Have you ever decided to lose weight with your mate? Sometimes that approach can be a wonderful, mutually supportive experience. But it doesn’t always work that way. All too often, the guy loses faster while eating more than the woman. That’s not a problem if both understand that different bodies respond to diet and exercise differently. But when one party feels inadequate or discouraged because she—and yes, it’s almost always the woman—isn’t keeping up with the other, it can be discouraging. Losing weight isn’t a competitive sport.
Given their choice, most women wouldn’t opt to have been born male, but there’s one area in which the guys have it all over us gals. Men don’t gain weight as easily as women do, tend to carry a few extra pounds better and can slim down more quickly and easily than their wives and sisters. What ever happened to equal rights? Let’s look first at the reasons for these differences and then what women can do to level the playing field.
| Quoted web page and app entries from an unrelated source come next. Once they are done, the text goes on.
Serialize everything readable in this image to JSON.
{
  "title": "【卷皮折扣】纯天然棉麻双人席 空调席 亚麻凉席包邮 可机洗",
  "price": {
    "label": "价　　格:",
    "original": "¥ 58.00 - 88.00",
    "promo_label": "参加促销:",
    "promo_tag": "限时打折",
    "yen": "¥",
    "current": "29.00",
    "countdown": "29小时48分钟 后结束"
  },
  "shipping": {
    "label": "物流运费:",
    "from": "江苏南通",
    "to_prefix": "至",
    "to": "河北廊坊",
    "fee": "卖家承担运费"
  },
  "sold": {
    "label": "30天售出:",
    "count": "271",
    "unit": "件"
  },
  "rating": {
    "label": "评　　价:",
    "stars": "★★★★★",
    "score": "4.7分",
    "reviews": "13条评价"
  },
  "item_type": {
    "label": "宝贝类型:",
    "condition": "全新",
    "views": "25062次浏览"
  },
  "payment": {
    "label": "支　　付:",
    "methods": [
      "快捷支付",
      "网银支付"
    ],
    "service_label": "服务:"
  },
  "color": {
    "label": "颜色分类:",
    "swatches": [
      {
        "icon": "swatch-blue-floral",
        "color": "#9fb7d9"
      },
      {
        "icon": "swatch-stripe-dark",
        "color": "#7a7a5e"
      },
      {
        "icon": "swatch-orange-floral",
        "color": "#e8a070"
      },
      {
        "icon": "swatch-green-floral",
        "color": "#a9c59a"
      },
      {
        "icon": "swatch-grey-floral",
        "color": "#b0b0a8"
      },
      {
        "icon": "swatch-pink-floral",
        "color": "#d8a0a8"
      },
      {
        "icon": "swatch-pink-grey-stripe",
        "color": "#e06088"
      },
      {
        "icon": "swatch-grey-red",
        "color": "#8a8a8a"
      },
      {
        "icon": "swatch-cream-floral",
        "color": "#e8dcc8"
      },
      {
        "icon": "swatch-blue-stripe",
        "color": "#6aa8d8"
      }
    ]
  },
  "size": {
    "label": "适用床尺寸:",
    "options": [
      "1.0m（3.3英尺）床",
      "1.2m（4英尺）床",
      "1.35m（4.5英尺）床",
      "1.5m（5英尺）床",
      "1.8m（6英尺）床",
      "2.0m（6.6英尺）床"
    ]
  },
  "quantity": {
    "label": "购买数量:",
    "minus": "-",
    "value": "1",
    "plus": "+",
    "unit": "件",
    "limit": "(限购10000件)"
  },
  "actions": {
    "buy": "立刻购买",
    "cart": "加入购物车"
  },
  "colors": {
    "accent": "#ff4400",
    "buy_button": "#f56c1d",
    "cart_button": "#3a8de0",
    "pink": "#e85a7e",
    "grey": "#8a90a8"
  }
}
Muscle Men vs. Potential Moms
The first key difference is that men’s and women’s bodies are different from the get-go, regardless of whether either one is carrying some extra weight, thanks to our sex hormones.(Just to be clear, both men and women have the same sex hormones, but the amount of each differs significantly from men to women.) From puberty on, men’s high levels of testosterone mean that they have a greater percentage of muscle to fat than women do. As a result, whether they’re working out or at rest, men burn more calories than a woman of the same weight. And their muscles also make guys less insulin resistant—the less fat, the less of that fat-storage hormone in the system. That heavy dose of testosterone also makes it easier for guys to lose weight.
What about those of us with two X chromosomes? Thanks to estrogen and progesterone, women are genetically predisposed to retain and store fat, particularly in their breasts, hips, thighs and buttocks. Body fat plays in important role in childbearing—women athletes with minimal body fat often stop menstruating and can’t conceive. What is still not fully understood is whether estrogen stimulates fat production itself or whether it stimulates insulin production, which in turn stimulates the appetite for high-carb foods that pile on the pounds. And why do most women put on weight after menopause, when estrogen levels decline? There is much research still to be done in this area.
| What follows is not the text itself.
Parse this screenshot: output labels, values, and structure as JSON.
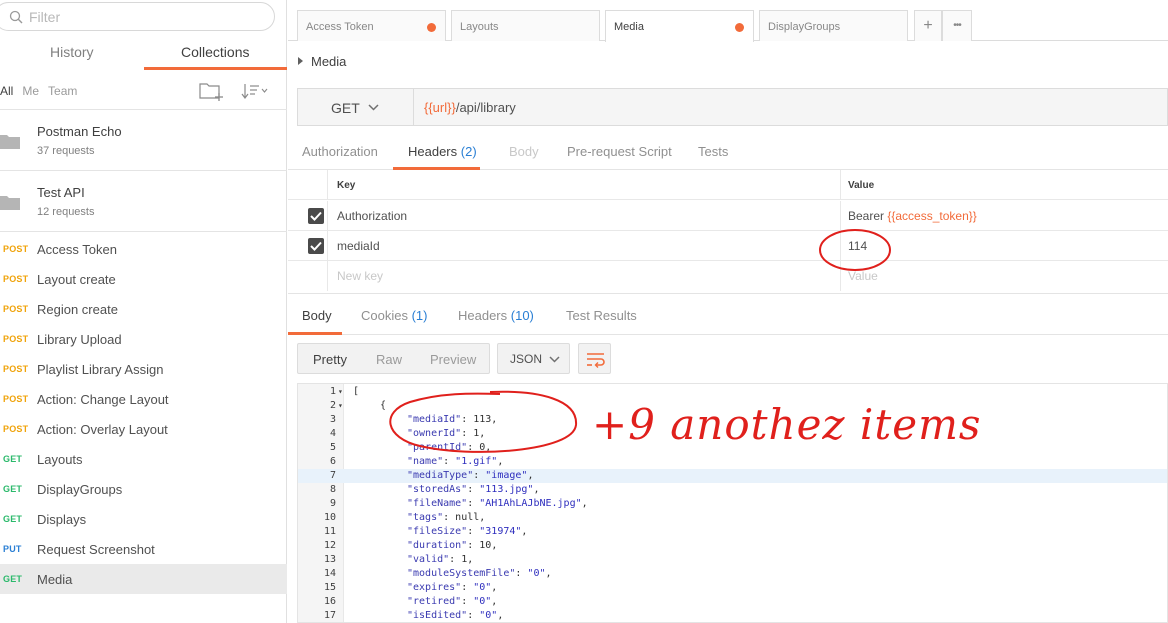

The Role of Exercise
We now know that exercise plays little role in weight loss—although it does appear to help some people maintain weight—but even so there are differences among individuals and in particular, gender differences. Men tend to be more active, but that’s not just the result of greater muscle mass; lung capacity also plays a role. Women’s smaller lungs mean less oxygen is delivered to the muscles, which means less endurance. Men generally seem to respond faster to sustained physical activity in terms of weight management. Women, on the other hand, tend to experience a metabolic slow-down when working out at the same level, which causes their bodies to retain fat. They also tend to be less active.
All this means that on average, a man’s metabolism is higher than a woman of the same height and weight. How much higher? Research shows that on average, a guy’s metabolism is 5 to 10 percent higher than a woman’s. As a result, on average, women burn about 15 percentfewer calories each day than men do.
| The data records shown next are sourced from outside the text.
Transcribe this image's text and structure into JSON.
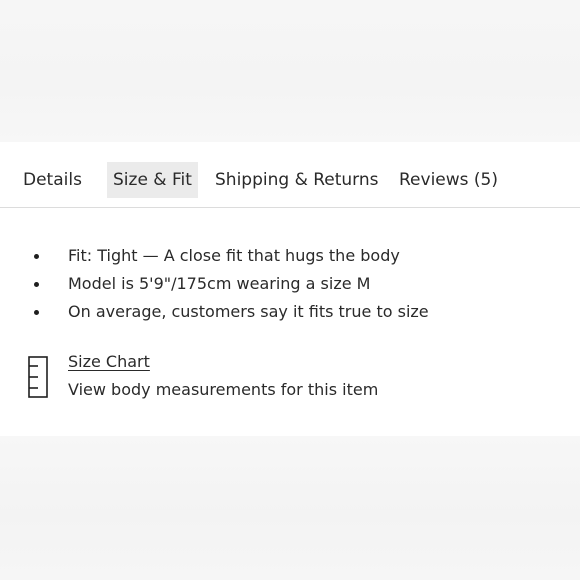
{
  "tabs": [
    {
      "label": "Details"
    },
    {
      "label": "Size & Fit"
    },
    {
      "label": "Shipping & Returns"
    },
    {
      "label": "Reviews (5)"
    }
  ],
  "active_tab": "Size & Fit",
  "fit_details": [
    {
      "text": "Fit: Tight — A close fit that hugs the body"
    },
    {
      "text": "Model is 5'9\"/175cm wearing a size M"
    },
    {
      "text": "On average, customers say it fits true to size"
    }
  ],
  "size_chart": {
    "icon": "ruler-icon",
    "link_label": "Size Chart",
    "description": "View body measurements for this item"
  },
  "colors": {
    "active_tab_bg": "#ebebeb",
    "text": "#2a2a2a",
    "divider": "#dcdcdc"
  }
}
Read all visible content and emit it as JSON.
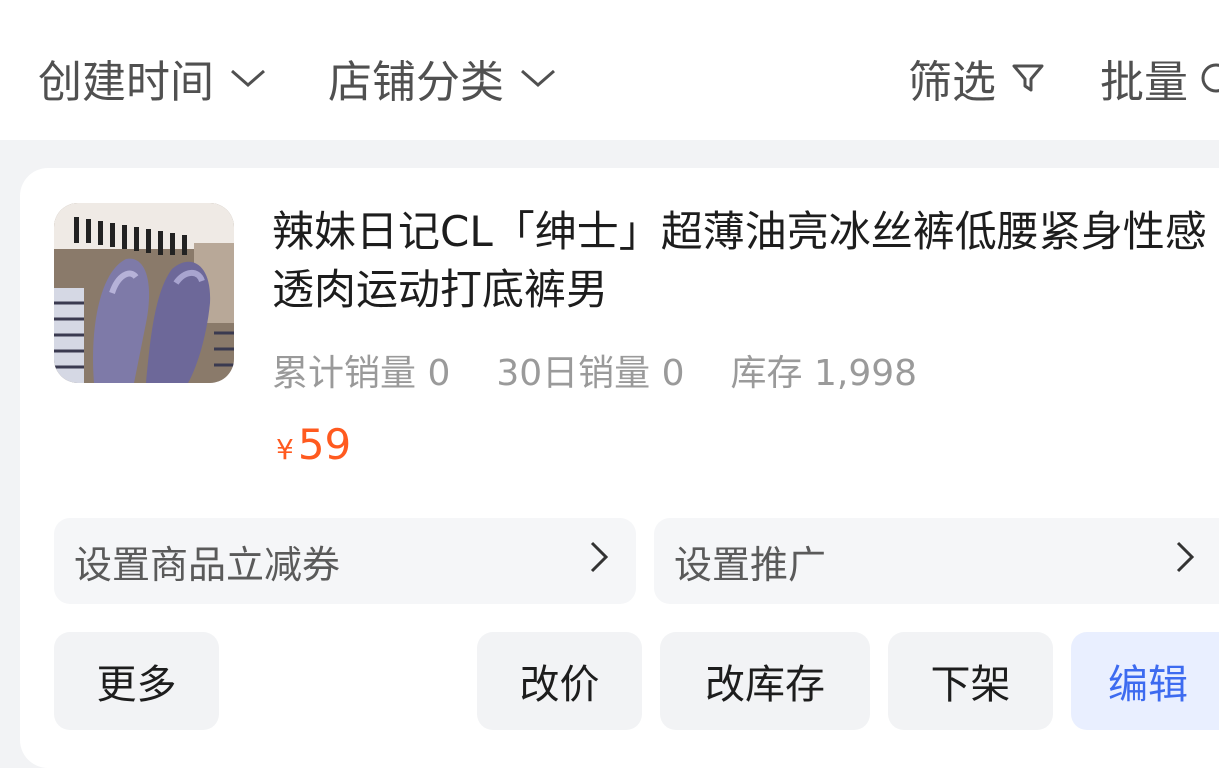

The Female Advantage
Women do have several advantages over men in other critical areas of weight management. Men tend to store fat in the middle of their body, while women tend to store it below the waist (unless they have already developed insulin resistance). This distribution of weight puts men more at risk for metabolic syndrome and heart disease. Women also tend to be more aware of what’s going on with their weight. They notice a gain of a few pounds more quickly and get to work on dealing with it faster. Women are also more likely to be aware of the link between their emotions and overeating or eating the wrong foods. And as the person who is more apt to be responsible for purchasing and preparing food, they’re often in a better position to change how the family eats.
Make It a Win-Win Situation
Of course, being a man isn’t a free pass to eat all you want, gorge on junk foods and sodas and lounge around all day. If you’re a guy, thank your testosterone for giving you a leg up; then follow the Atkins lifestyle to stay in control of your weight and enhance your health.
If you’re a woman, understand that your results on Atkins may take a bit longer to achieve, but are nonetheless perfectly doable. Eating a low-carb whole-foods diet is the best way to reduce blood sugar levels, which in turn reduces insulin levels. And that, in turn will help you mobilize fat in your fat tissues for energy needs, meaning you burn fat rather than store it. In effect, doing Atkins can allow a woman to compensate for lower levels of testosterone, particularly when combined with a regular fitness program that includes muscle-building exercise. And if you’re looking for an Atkins buddy, you may want to find a person whose age, gender and weight-loss goals are more like your own—meaning another gal!
Although there are undeniably differences in how easy it is for men and women to control their weight, following a low-carb lifestyle with plenty of low-glycemic vegetables will do the trick for both of you. And remember, it’s not who loses more or loses faster that counts; instead, the goal is to achieve a healthy weight for your frame and age and then remain there. That way, you’ll both have the energy and motivation to get out there and do things together.
Whether you’re a guy or a gal, please share your experiences on Atkins relative to your significant other. I think we could all benefit from hearing from as many of you as possible.